Join in a character’s sensory experiences by handling interesting items, listening to traditional music, recreating important objects, and dining on food from the book. These are all ways of traveling through time and bringing that other world up close. Sensory immersion gets the descriptions off the page and into kids’ hands. And from their hands, big ideas sink into their hearts and heads.
Play games and do puzzles or skits that lead us to deeper meanings within a story. There’s so much more to a great book than meets the eye, and discovering its symbols is like finding clues to a treasure — that is, the theme and its universal truths.
Share symbolic objects that foster discussions of themes. Figuring out what an author was really trying to say develops critical thinking skills. There’s lifelong value in the ability to notice patterns, connect meanings, read between the lines, and decipher underlying messages, and this helps kids learn discernment and develops their intuition.

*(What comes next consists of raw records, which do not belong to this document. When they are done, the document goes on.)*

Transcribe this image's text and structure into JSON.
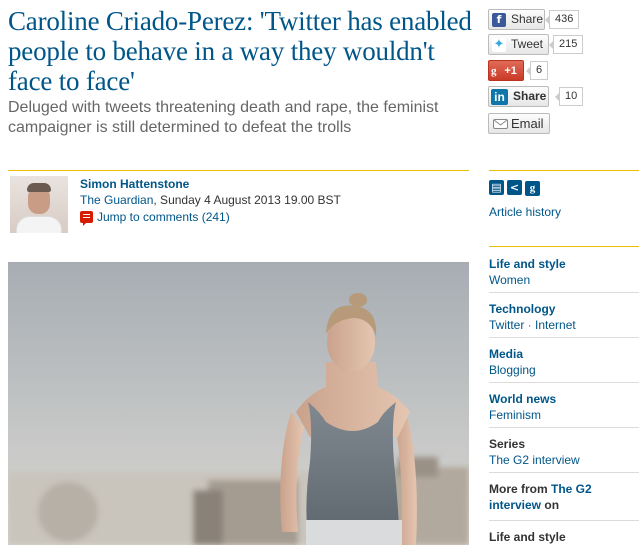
{
  "article": {
    "headline": "Caroline Criado-Perez: 'Twitter has enabled people to behave in a way they wouldn't face to face'",
    "standfirst": "Deluged with tweets threatening death and rape, the feminist campaigner is still determined to defeat the trolls"
  },
  "share": {
    "facebook": {
      "label": "Share",
      "count": "436",
      "icon": "facebook-icon"
    },
    "twitter": {
      "label": "Tweet",
      "count": "215",
      "icon": "twitter-bird-icon"
    },
    "gplus": {
      "label": "+1",
      "count": "6",
      "icon": "google-plus-icon"
    },
    "linkedin": {
      "label": "Share",
      "count": "10",
      "icon": "linkedin-icon"
    },
    "email": {
      "label": "Email",
      "icon": "envelope-icon"
    }
  },
  "byline": {
    "author": "Simon Hattenstone",
    "publication": "The Guardian",
    "date": ", Sunday 4 August 2013 19.00 BST",
    "comments": "Jump to comments (241)"
  },
  "tools": {
    "icons": [
      "print-icon",
      "share-icon",
      "google-icon"
    ],
    "article_history": "Article history"
  },
  "related": [
    {
      "heading": "Life and style",
      "links": [
        "Women"
      ]
    },
    {
      "heading": "Technology",
      "links": [
        "Twitter",
        "Internet"
      ]
    },
    {
      "heading": "Media",
      "links": [
        "Blogging"
      ]
    },
    {
      "heading": "World news",
      "links": [
        "Feminism"
      ]
    },
    {
      "heading": "Series",
      "links": [
        "The G2 interview"
      ]
    },
    {
      "heading_prefix": "More from ",
      "heading_link": "The G2 interview",
      "heading_suffix": " on"
    },
    {
      "heading": "Life and style"
    }
  ],
  "link_separator": " · ",
  "colors": {
    "link_blue": "#005689",
    "rule_yellow": "#ecc000",
    "standfirst_grey": "#666666"
  }
}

Bring cultural allusions into three dimensions through art, music, props, and other tactile experiences. This helps children understand that literature lets them in on the references made by adults — and they’ll want to read more because they enjoy the feeling of being well-read. No one likes to feel left out! Making these allusions understandable and memorable through sensory involvement is a great way to help kids feel included in society. It builds confidence to “get it” – to be in on the joke, the allusion, the quotation. And as they comprehend that literature is a prime source of these references, they’re more motivated to read enduring, enriching books.
Help kids visualize and “touch” the author’s world. This helps them understand why he or she felt certain ways about certain things that show up in the book. They see that a book represents a real person. Getting under that person’s skin lets us in between the lines of the book. And grasping the idea of influence is key to developing critical thinking skills – and, someday, to writing thesis papers.

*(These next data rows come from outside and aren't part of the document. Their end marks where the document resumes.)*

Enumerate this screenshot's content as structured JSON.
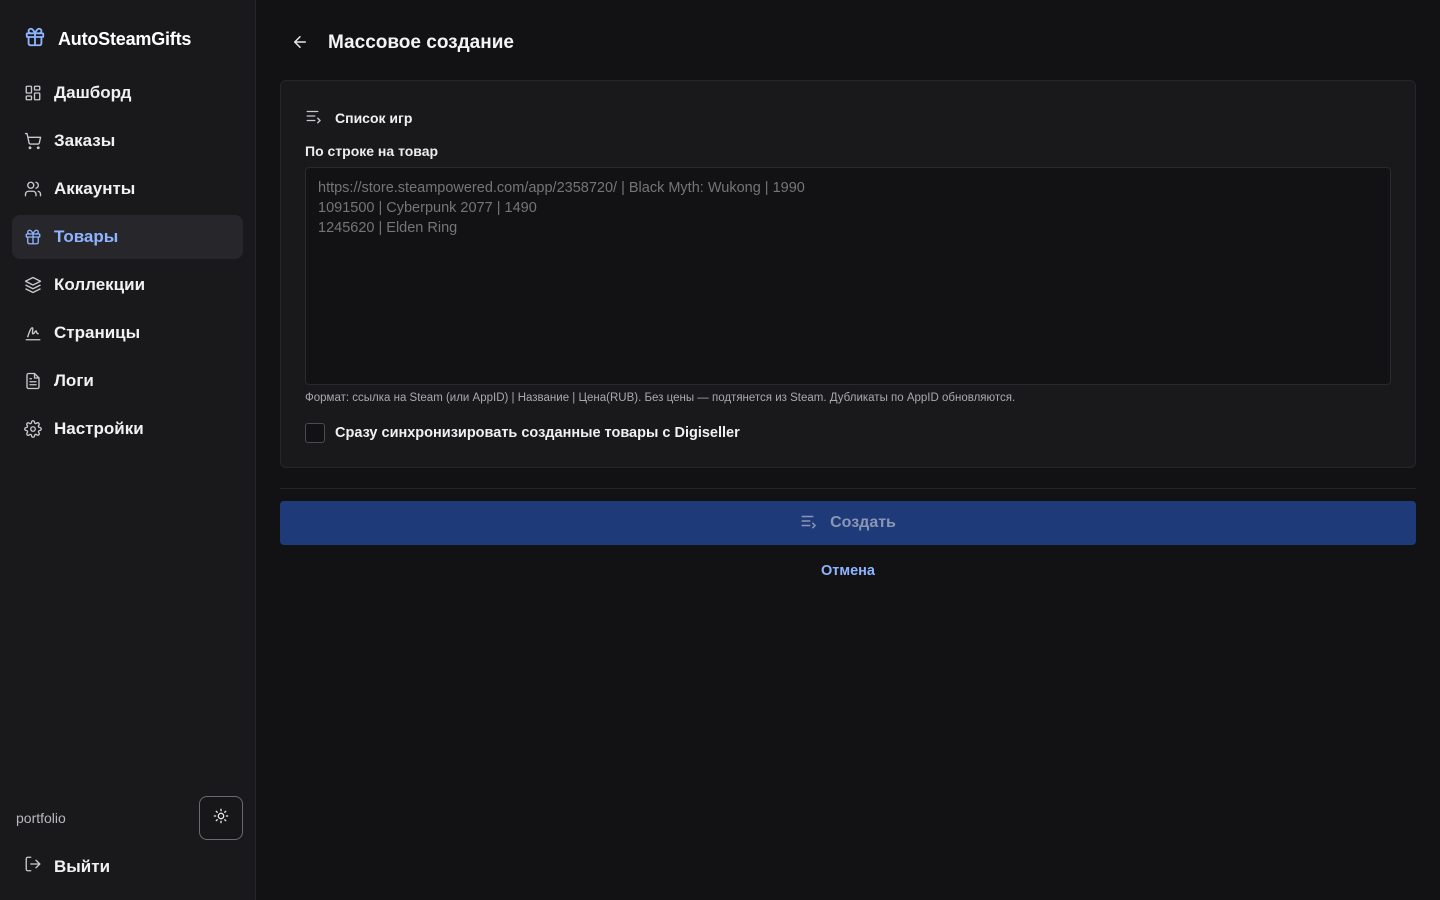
{
  "brand": {
    "name": "AutoSteamGifts",
    "icon": "gift-icon"
  },
  "sidebar": {
    "items": [
      {
        "label": "Дашборд",
        "icon": "dashboard-grid-icon",
        "active": false
      },
      {
        "label": "Заказы",
        "icon": "cart-icon",
        "active": false
      },
      {
        "label": "Аккаунты",
        "icon": "users-icon",
        "active": false
      },
      {
        "label": "Товары",
        "icon": "gift-icon",
        "active": true
      },
      {
        "label": "Коллекции",
        "icon": "layers-icon",
        "active": false
      },
      {
        "label": "Страницы",
        "icon": "signature-icon",
        "active": false
      },
      {
        "label": "Логи",
        "icon": "document-icon",
        "active": false
      },
      {
        "label": "Настройки",
        "icon": "gear-icon",
        "active": false
      }
    ],
    "user": "portfolio",
    "logout_label": "Выйти"
  },
  "page": {
    "title": "Массовое создание"
  },
  "card": {
    "section_title": "Список игр",
    "field_label": "По строке на товар",
    "textarea_placeholder": "https://store.steampowered.com/app/2358720/ | Black Myth: Wukong | 1990\n1091500 | Cyberpunk 2077 | 1490\n1245620 | Elden Ring",
    "hint": "Формат: ссылка на Steam (или AppID) | Название | Цена(RUB). Без цены — подтянется из Steam. Дубликаты по AppID обновляются.",
    "checkbox_label": "Сразу синхронизировать созданные товары с Digiseller",
    "checkbox_checked": false
  },
  "actions": {
    "create_label": "Создать",
    "cancel_label": "Отмена"
  },
  "colors": {
    "accent": "#8fb4ff",
    "primary_button": "#1f3a78",
    "background": "#121214",
    "sidebar": "#19191c"
  }
}
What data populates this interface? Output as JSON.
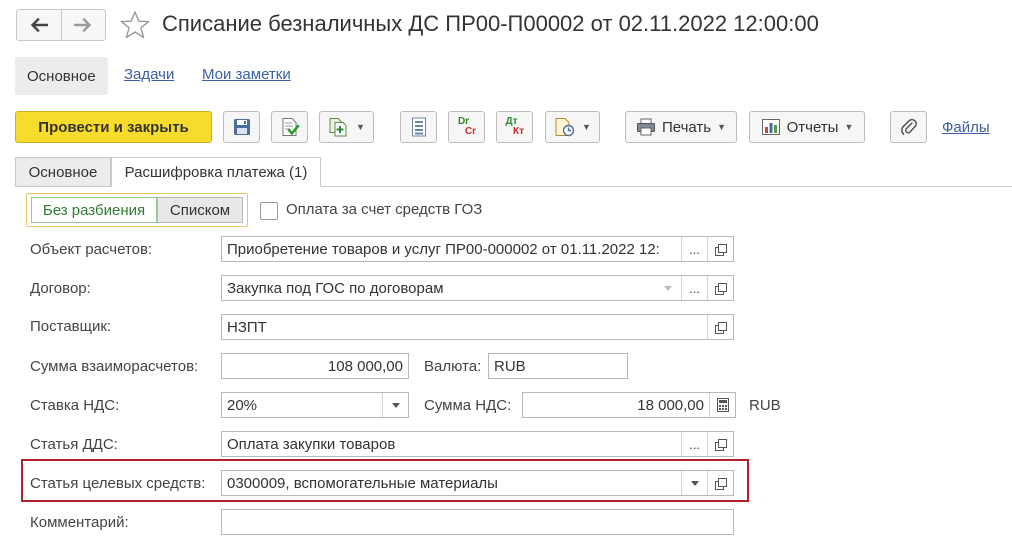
{
  "window": {
    "title": "Списание безналичных ДС ПР00-П00002 от 02.11.2022 12:00:00"
  },
  "icons": {
    "back": "arrow-left-icon",
    "forward": "arrow-right-icon",
    "favorite": "star-icon"
  },
  "section_nav": {
    "main": "Основное",
    "tasks": "Задачи",
    "notes": "Мои заметки"
  },
  "toolbar": {
    "post_and_close": "Провести и закрыть",
    "print": "Печать",
    "reports": "Отчеты",
    "files": "Файлы",
    "dr_top": "Dr",
    "dr_bottom": "Cr",
    "dt_top": "Дт",
    "dt_bottom": "Кт"
  },
  "tabs": [
    {
      "label": "Основное"
    },
    {
      "label": "Расшифровка платежа (1)"
    }
  ],
  "split": {
    "no_split": "Без разбиения",
    "as_list": "Списком"
  },
  "goz_checkbox": {
    "label": "Оплата за счет средств ГОЗ",
    "checked": false
  },
  "form": {
    "settlement_object": {
      "label": "Объект расчетов:",
      "value": "Приобретение товаров и услуг ПР00-000002 от 01.11.2022 12:"
    },
    "contract": {
      "label": "Договор:",
      "value": "Закупка под ГОС по договорам"
    },
    "supplier": {
      "label": "Поставщик:",
      "value": "НЗПТ"
    },
    "settlement_amount": {
      "label": "Сумма взаиморасчетов:",
      "value": "108 000,00"
    },
    "currency": {
      "label": "Валюта:",
      "value": "RUB"
    },
    "vat_rate": {
      "label": "Ставка НДС:",
      "value": "20%"
    },
    "vat_amount": {
      "label": "Сумма НДС:",
      "value": "18 000,00",
      "unit": "RUB"
    },
    "cash_flow_item": {
      "label": "Статья ДДС:",
      "value": "Оплата закупки товаров"
    },
    "target_funds_item": {
      "label": "Статья целевых средств:",
      "value": "0300009, вспомогательные материалы"
    },
    "comment": {
      "label": "Комментарий:",
      "value": ""
    }
  },
  "colors": {
    "primary_button": "#f8dc2b",
    "link": "#3b5fa0",
    "highlight_frame": "#b3202a",
    "active_segment_text": "#2f7d32"
  }
}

Engage kids in activities and projects that help them see the way a story is plotted, so they understand what’s happening and why—which helps them intuitively plan their own story writing, too. When kids artistically enhance a scene or recreate an important item, it helps them really see and feel it in three dimensions.
For loads of teaching ideas, instructions, templates, audiovisuals, worksheets, teaching topics, and SO much more from our “field trips” through great books, see our Explorer’s Guides. If you’d like the two of us to teach your kids instead, check out our online and on-demand workshops.

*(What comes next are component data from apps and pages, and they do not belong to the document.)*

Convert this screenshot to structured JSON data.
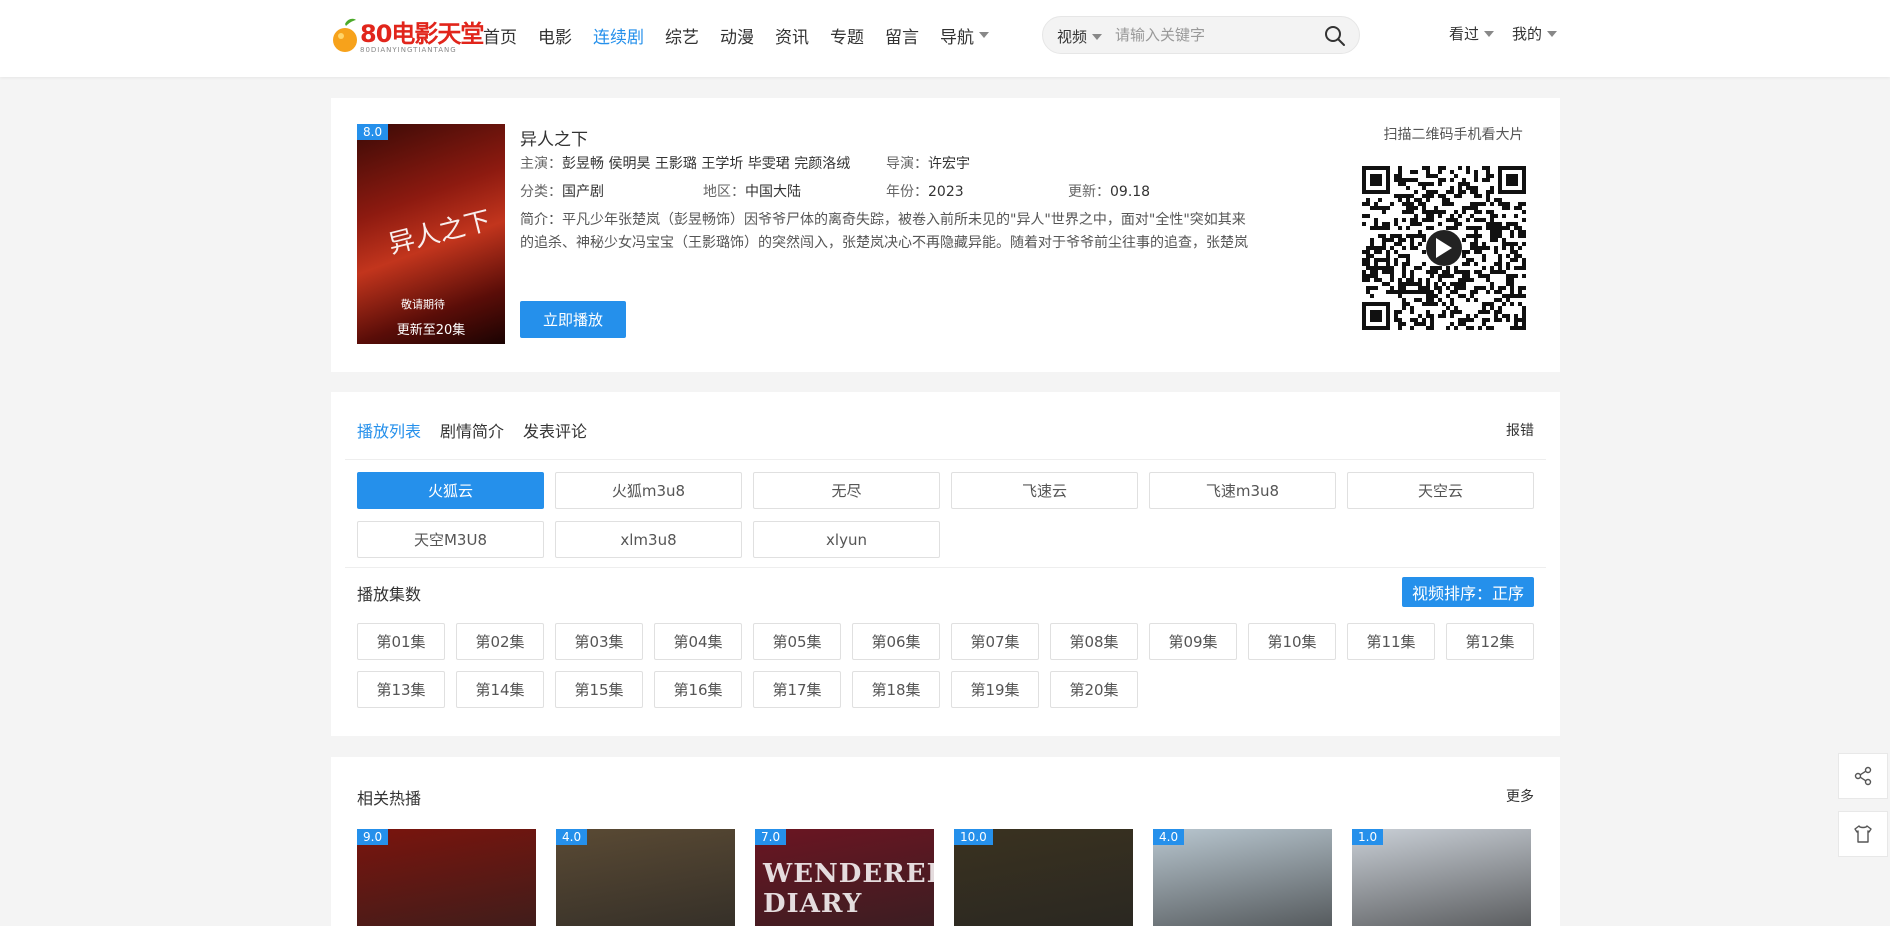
{
  "header": {
    "logo_text": "80电影天堂",
    "logo_sub": "80DIANYINGTIANTANG",
    "nav": [
      {
        "label": "首页",
        "active": false
      },
      {
        "label": "电影",
        "active": false
      },
      {
        "label": "连续剧",
        "active": true
      },
      {
        "label": "综艺",
        "active": false
      },
      {
        "label": "动漫",
        "active": false
      },
      {
        "label": "资讯",
        "active": false
      },
      {
        "label": "专题",
        "active": false
      },
      {
        "label": "留言",
        "active": false
      },
      {
        "label": "导航",
        "active": false,
        "dropdown": true
      }
    ],
    "search": {
      "type": "视频",
      "placeholder": "请输入关键字"
    },
    "history": "看过",
    "mine": "我的"
  },
  "detail": {
    "score": "8.0",
    "poster_note": "更新至20集",
    "poster_tag": "敬请期待",
    "poster_title": "异人之下",
    "title": "异人之下",
    "actors_label": "主演：",
    "actors": "彭昱畅 侯明昊 王影璐 王学圻 毕雯珺 完颜洛绒",
    "director_label": "导演：",
    "director": "许宏宇",
    "category_label": "分类：",
    "category": "国产剧",
    "region_label": "地区：",
    "region": "中国大陆",
    "year_label": "年份：",
    "year": "2023",
    "update_label": "更新：",
    "update": "09.18",
    "desc_label": "简介：",
    "desc": "平凡少年张楚岚（彭昱畅饰）因爷爷尸体的离奇失踪，被卷入前所未见的\"异人\"世界之中，面对\"全性\"突如其来的追杀、神秘少女冯宝宝（王影璐饰）的突然闯入，张楚岚决心不再隐藏异能。随着对于爷爷前尘往事的追查，张楚岚渐渐融入了异人的江湖，而历史的谜团也逐渐浮现，在那背后似乎有个惊天的秘密，而冯宝宝的神…",
    "play_label": "立即播放",
    "qr_title": "扫描二维码手机看大片"
  },
  "playlist": {
    "tabs": [
      {
        "label": "播放列表",
        "active": true
      },
      {
        "label": "剧情简介",
        "active": false
      },
      {
        "label": "发表评论",
        "active": false
      }
    ],
    "report": "报错",
    "sources": [
      {
        "label": "火狐云",
        "active": true
      },
      {
        "label": "火狐m3u8",
        "active": false
      },
      {
        "label": "无尽",
        "active": false
      },
      {
        "label": "飞速云",
        "active": false
      },
      {
        "label": "飞速m3u8",
        "active": false
      },
      {
        "label": "天空云",
        "active": false
      },
      {
        "label": "天空M3U8",
        "active": false
      },
      {
        "label": "xlm3u8",
        "active": false
      },
      {
        "label": "xlyun",
        "active": false
      }
    ],
    "episodes_title": "播放集数",
    "sort_label": "视频排序：正序",
    "episodes": [
      "第01集",
      "第02集",
      "第03集",
      "第04集",
      "第05集",
      "第06集",
      "第07集",
      "第08集",
      "第09集",
      "第10集",
      "第11集",
      "第12集",
      "第13集",
      "第14集",
      "第15集",
      "第16集",
      "第17集",
      "第18集",
      "第19集",
      "第20集"
    ]
  },
  "related": {
    "title": "相关热播",
    "more": "更多",
    "items": [
      {
        "score": "9.0",
        "color": "#7a140d",
        "wm": ""
      },
      {
        "score": "4.0",
        "color": "#5a4a34",
        "wm": ""
      },
      {
        "score": "7.0",
        "color": "#6b1522",
        "wm": "WENDERELLA DIARY"
      },
      {
        "score": "10.0",
        "color": "#3a3220",
        "wm": ""
      },
      {
        "score": "4.0",
        "color": "#b8c6cf",
        "wm": ""
      },
      {
        "score": "1.0",
        "color": "#c9cfd6",
        "wm": ""
      }
    ]
  },
  "colors": {
    "accent": "#2590eb",
    "logo_red": "#e1251b"
  }
}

Winning a classroom award for a butterfly painting, just like the protagonist did, and literally grasping the symbolism of metamorphosis—from the LitWits experience of The Circuit by Francisco Jiménez
Decoding runes and talking about discovery and fortitude—from the LitWits experience of Journey to the Center of the Earth by Jules Verne
Writing Lampwick’s last words for the author; thematic “pears of ingratitude” and an “undeveloped puppet,” both discussion-heavy objects—from the LitWits experience of Pinocchio by Carlo Collodi
Building our own monkey traps while learning about problem-solving, motivation, and patience—from the LitWits experience of Summer of the Monkeys by Wilson Rawls